Segment Start: RECORDS PROVIDED

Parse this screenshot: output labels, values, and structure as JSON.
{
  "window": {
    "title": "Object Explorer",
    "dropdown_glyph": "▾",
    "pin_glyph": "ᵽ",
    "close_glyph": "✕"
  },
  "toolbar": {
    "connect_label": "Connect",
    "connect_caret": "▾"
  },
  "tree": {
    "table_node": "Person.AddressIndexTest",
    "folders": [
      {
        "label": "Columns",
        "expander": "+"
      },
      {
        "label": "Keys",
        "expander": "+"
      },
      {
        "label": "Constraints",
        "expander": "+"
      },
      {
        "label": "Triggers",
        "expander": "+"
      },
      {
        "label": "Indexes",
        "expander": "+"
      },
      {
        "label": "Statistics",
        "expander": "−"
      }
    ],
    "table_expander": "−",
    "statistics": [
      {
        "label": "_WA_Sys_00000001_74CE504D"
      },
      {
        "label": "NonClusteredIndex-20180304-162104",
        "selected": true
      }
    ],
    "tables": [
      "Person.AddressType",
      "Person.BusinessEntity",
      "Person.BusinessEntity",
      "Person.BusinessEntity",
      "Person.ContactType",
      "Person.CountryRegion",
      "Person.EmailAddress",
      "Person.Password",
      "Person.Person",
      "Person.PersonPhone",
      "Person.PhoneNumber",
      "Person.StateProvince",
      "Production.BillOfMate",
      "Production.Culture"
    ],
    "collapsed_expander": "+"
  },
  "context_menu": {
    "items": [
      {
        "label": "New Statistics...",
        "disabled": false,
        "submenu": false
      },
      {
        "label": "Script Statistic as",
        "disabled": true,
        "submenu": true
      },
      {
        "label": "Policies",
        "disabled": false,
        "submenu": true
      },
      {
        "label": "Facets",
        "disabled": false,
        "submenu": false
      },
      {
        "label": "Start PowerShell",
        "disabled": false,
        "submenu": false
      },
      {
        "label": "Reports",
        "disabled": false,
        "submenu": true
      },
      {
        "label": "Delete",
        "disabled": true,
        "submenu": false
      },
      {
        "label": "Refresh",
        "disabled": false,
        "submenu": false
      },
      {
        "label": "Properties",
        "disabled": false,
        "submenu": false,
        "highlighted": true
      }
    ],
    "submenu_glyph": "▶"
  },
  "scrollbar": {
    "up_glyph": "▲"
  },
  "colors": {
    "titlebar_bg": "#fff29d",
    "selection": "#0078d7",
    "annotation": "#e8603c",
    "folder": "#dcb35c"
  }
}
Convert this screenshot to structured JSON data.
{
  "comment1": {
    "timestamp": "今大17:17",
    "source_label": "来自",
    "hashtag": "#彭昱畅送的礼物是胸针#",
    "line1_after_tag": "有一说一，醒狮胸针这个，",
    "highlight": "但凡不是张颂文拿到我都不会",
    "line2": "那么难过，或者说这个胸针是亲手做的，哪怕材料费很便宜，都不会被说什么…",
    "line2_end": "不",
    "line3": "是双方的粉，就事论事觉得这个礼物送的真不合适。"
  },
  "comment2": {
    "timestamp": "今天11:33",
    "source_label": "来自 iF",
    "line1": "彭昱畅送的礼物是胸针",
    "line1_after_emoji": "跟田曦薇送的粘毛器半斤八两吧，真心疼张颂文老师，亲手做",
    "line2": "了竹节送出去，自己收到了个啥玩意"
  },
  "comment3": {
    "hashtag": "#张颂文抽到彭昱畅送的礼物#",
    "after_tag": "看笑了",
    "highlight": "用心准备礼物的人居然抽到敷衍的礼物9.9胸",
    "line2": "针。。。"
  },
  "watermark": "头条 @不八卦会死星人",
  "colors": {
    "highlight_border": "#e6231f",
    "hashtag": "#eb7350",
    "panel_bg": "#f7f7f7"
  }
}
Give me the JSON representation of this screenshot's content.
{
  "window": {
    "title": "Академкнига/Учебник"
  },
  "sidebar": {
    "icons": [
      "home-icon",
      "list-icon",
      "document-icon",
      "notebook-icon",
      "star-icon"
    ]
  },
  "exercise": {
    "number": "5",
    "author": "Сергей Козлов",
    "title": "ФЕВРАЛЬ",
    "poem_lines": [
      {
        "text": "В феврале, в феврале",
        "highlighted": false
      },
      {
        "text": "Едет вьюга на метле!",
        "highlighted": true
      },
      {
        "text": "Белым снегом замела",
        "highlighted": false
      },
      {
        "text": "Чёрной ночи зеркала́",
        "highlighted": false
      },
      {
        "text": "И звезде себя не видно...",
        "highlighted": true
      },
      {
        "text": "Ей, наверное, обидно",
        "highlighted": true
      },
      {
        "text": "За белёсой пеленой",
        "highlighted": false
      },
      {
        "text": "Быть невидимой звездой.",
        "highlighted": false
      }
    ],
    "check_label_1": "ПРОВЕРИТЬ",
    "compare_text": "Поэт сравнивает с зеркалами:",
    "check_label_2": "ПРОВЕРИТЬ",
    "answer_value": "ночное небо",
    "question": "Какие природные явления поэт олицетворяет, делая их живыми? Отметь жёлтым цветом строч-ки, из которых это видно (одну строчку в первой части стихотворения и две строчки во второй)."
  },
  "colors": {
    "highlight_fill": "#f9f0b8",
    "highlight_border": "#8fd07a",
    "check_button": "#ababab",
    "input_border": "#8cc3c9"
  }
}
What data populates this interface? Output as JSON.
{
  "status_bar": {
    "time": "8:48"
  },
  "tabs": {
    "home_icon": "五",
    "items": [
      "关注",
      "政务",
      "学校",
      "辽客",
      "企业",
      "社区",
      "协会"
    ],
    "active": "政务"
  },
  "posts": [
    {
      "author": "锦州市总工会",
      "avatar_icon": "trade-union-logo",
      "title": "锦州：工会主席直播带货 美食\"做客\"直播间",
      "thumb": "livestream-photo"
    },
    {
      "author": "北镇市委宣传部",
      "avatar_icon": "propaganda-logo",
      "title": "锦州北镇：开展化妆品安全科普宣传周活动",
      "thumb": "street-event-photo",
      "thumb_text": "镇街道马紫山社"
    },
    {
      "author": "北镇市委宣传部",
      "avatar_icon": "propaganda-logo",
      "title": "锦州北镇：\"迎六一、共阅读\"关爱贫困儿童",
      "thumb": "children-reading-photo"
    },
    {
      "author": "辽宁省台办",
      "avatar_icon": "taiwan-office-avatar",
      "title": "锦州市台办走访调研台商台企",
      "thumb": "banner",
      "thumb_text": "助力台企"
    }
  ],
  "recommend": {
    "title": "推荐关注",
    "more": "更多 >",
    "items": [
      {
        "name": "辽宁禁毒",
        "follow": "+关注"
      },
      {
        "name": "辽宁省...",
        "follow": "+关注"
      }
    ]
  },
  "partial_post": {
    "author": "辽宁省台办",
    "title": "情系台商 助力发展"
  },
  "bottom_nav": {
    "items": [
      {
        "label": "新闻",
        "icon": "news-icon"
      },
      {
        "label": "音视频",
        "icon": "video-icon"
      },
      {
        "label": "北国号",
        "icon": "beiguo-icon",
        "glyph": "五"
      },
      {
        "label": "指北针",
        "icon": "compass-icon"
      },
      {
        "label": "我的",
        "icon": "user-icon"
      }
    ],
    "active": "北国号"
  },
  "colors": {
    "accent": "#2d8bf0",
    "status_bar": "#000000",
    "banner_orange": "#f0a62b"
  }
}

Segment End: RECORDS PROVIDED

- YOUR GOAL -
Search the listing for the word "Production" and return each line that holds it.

- WRITTEN REPLY -
      "Production.BillOfMate",
      "Production.Culture"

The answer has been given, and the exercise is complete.